« Reply #104 on: June 19, 2019, 09:18:51 AM »
Thanks for the alternative. That does look like a better fit like the Zotac with much less rise above the backing plate.

Hopefully, people who try any of these out with the same case will send email or post here on their experience. The 1660 Ti is indeed a great card especially if one is using MadVR processing for their videos. These are still new and not inexpensive so I am not sure how many may have completed such a build.

The GD05 is a great case for HTPC with the aluminum face plate. Silverstone did a good job with minimalist styling in the front front so it has aged very well and still looks great kept with the latest HiFi equipment.

Will try to look for acoustics info on these cards. Gamers don't care about acoustics as us using it for HTPC!

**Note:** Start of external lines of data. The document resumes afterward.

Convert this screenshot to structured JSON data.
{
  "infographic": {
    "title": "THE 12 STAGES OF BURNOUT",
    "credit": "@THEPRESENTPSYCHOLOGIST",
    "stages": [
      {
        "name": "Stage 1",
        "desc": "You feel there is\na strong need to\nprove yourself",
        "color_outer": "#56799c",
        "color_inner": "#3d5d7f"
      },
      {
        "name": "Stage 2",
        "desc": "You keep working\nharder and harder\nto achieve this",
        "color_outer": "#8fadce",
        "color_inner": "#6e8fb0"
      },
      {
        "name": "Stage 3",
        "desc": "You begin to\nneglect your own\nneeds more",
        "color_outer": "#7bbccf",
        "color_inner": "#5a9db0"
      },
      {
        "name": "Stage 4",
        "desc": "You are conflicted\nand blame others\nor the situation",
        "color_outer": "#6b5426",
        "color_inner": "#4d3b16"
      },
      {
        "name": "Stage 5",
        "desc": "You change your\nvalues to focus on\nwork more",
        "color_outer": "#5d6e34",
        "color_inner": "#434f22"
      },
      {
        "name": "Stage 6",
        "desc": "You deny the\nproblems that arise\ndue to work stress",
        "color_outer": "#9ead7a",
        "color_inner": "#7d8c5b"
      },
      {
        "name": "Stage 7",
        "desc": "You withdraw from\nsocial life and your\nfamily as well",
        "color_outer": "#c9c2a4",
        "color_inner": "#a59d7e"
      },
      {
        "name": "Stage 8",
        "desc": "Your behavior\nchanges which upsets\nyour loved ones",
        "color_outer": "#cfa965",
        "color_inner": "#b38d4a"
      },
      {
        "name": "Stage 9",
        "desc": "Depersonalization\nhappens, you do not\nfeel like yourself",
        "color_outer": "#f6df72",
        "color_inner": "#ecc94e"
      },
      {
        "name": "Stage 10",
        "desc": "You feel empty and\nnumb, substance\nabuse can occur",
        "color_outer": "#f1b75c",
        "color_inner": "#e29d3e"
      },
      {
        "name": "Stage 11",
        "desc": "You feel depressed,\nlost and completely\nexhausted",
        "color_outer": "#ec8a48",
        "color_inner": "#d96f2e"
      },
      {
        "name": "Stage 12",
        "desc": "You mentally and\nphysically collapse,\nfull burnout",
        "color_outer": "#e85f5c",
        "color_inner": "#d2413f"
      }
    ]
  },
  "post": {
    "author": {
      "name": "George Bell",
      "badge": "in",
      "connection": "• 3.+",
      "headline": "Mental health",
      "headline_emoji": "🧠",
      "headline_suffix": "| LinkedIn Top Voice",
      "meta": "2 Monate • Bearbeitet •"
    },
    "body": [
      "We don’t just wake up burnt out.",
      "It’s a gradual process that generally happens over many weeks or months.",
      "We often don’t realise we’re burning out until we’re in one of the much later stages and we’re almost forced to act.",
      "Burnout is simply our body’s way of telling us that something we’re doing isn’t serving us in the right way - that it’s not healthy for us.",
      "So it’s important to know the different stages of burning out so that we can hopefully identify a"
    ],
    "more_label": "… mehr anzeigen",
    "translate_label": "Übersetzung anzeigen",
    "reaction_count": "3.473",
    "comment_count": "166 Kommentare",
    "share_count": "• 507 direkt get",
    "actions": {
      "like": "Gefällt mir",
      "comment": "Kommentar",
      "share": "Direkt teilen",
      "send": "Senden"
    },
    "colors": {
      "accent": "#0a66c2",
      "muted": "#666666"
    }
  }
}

Hopefully this will be a living thread as more people post their experiences of this or a similar build.

That EVGA card will be very quiet - you won't hear it at all. One tip, however, is that while it has a Zero Fan mode, you may need to turn that feature off. In my testing, Zero Fan mode can lead cards to bump up against the temperature threshold that triggers the fans, which leads to a constant on/off cycle. This is actually quite a bit louder and more noticeable than having the fan at a constant low RPM, so if you discover that the card is behaving this way, download the EVGA PrecisionX software and set a constant-on fan curve.